Try it — An exact reproduction of the listing is wanted, with the pictures dropped.

Data shown —
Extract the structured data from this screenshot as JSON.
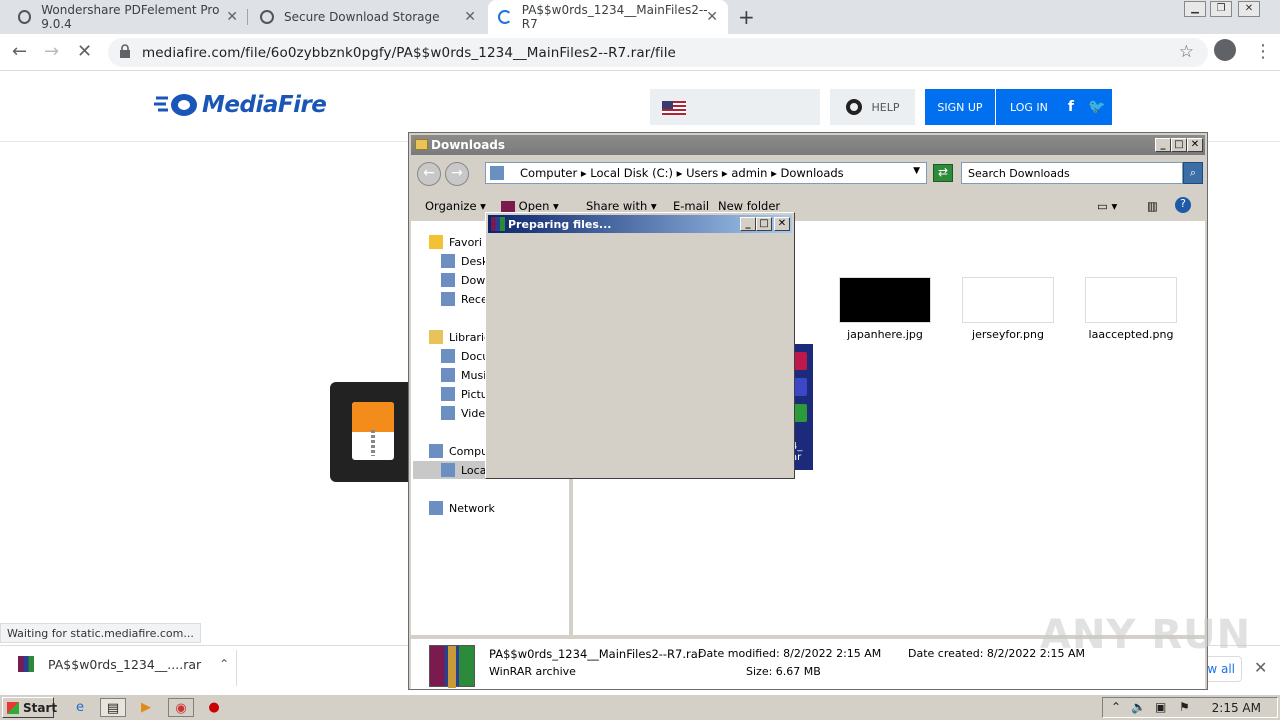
{
  "browser": {
    "tabs": [
      {
        "title": "Wondershare PDFelement Pro 9.0.4"
      },
      {
        "title": "Secure Download Storage"
      },
      {
        "title": "PA$$w0rds_1234__MainFiles2--R7"
      }
    ],
    "url": "mediafire.com/file/6o0zybbznk0pgfy/PA$$w0rds_1234__MainFiles2--R7.rar/file",
    "status_text": "Waiting for static.mediafire.com..."
  },
  "mediafire": {
    "logo_text": "MediaFire",
    "help_label": "HELP",
    "signup_label": "SIGN UP",
    "login_label": "LOG IN"
  },
  "download_shelf": {
    "file_label": "PA$$w0rds_1234__....rar",
    "show_all_label": "w all"
  },
  "explorer": {
    "title": "Downloads",
    "breadcrumb": [
      "Computer",
      "Local Disk (C:)",
      "Users",
      "admin",
      "Downloads"
    ],
    "search_placeholder": "Search Downloads",
    "commands": {
      "organize": "Organize",
      "open": "Open",
      "share": "Share with",
      "email": "E-mail",
      "new_folder": "New folder"
    },
    "nav": {
      "favorites": "Favori",
      "desktop": "Desk",
      "downloads": "Dow",
      "recent": "Rece",
      "libraries": "Librarie",
      "documents": "Docu",
      "music": "Musi",
      "pictures": "Pictu",
      "videos": "Vide",
      "computer": "Compu",
      "local": "Loca",
      "network": "Network"
    },
    "files": [
      {
        "name": "japanhere.jpg"
      },
      {
        "name": "jerseyfor.png"
      },
      {
        "name": "laaccepted.png"
      }
    ],
    "partial_rar_label_1": "4_",
    "partial_rar_label_2": "ar",
    "details": {
      "filename": "PA$$w0rds_1234__MainFiles2--R7.rar",
      "type": "WinRAR archive",
      "modified_label": "Date modified:",
      "modified_value": "8/2/2022 2:15 AM",
      "created_label": "Date created:",
      "created_value": "8/2/2022 2:15 AM",
      "size_label": "Size:",
      "size_value": "6.67 MB"
    }
  },
  "dialog": {
    "title": "Preparing files..."
  },
  "taskbar": {
    "start_label": "Start",
    "clock": "2:15 AM"
  },
  "watermark": "ANY RUN"
}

Solved problem —
Extract the structured data from this screenshot as JSON.
{
  "browser": {
    "tabs": [
      {
        "title": "Wondershare PDFelement Pro 9.0.4"
      },
      {
        "title": "Secure Download Storage"
      },
      {
        "title": "PA$$w0rds_1234__MainFiles2--R7"
      }
    ],
    "url": "mediafire.com/file/6o0zybbznk0pgfy/PA$$w0rds_1234__MainFiles2--R7.rar/file",
    "status_text": "Waiting for static.mediafire.com..."
  },
  "mediafire": {
    "logo_text": "MediaFire",
    "help_label": "HELP",
    "signup_label": "SIGN UP",
    "login_label": "LOG IN"
  },
  "download_shelf": {
    "file_label": "PA$$w0rds_1234__....rar",
    "show_all_label": "w all"
  },
  "explorer": {
    "title": "Downloads",
    "breadcrumb": [
      "Computer",
      "Local Disk (C:)",
      "Users",
      "admin",
      "Downloads"
    ],
    "search_placeholder": "Search Downloads",
    "commands": {
      "organize": "Organize",
      "open": "Open",
      "share": "Share with",
      "email": "E-mail",
      "new_folder": "New folder"
    },
    "nav": {
      "favorites": "Favori",
      "desktop": "Desk",
      "downloads": "Dow",
      "recent": "Rece",
      "libraries": "Librarie",
      "documents": "Docu",
      "music": "Musi",
      "pictures": "Pictu",
      "videos": "Vide",
      "computer": "Compu",
      "local": "Loca",
      "network": "Network"
    },
    "files": [
      {
        "name": "japanhere.jpg"
      },
      {
        "name": "jerseyfor.png"
      },
      {
        "name": "laaccepted.png"
      }
    ],
    "partial_rar_label_1": "4_",
    "partial_rar_label_2": "ar",
    "details": {
      "filename": "PA$$w0rds_1234__MainFiles2--R7.rar",
      "type": "WinRAR archive",
      "modified_label": "Date modified:",
      "modified_value": "8/2/2022 2:15 AM",
      "created_label": "Date created:",
      "created_value": "8/2/2022 2:15 AM",
      "size_label": "Size:",
      "size_value": "6.67 MB"
    }
  },
  "dialog": {
    "title": "Preparing files..."
  },
  "taskbar": {
    "start_label": "Start",
    "clock": "2:15 AM"
  },
  "watermark": "ANY RUN"
}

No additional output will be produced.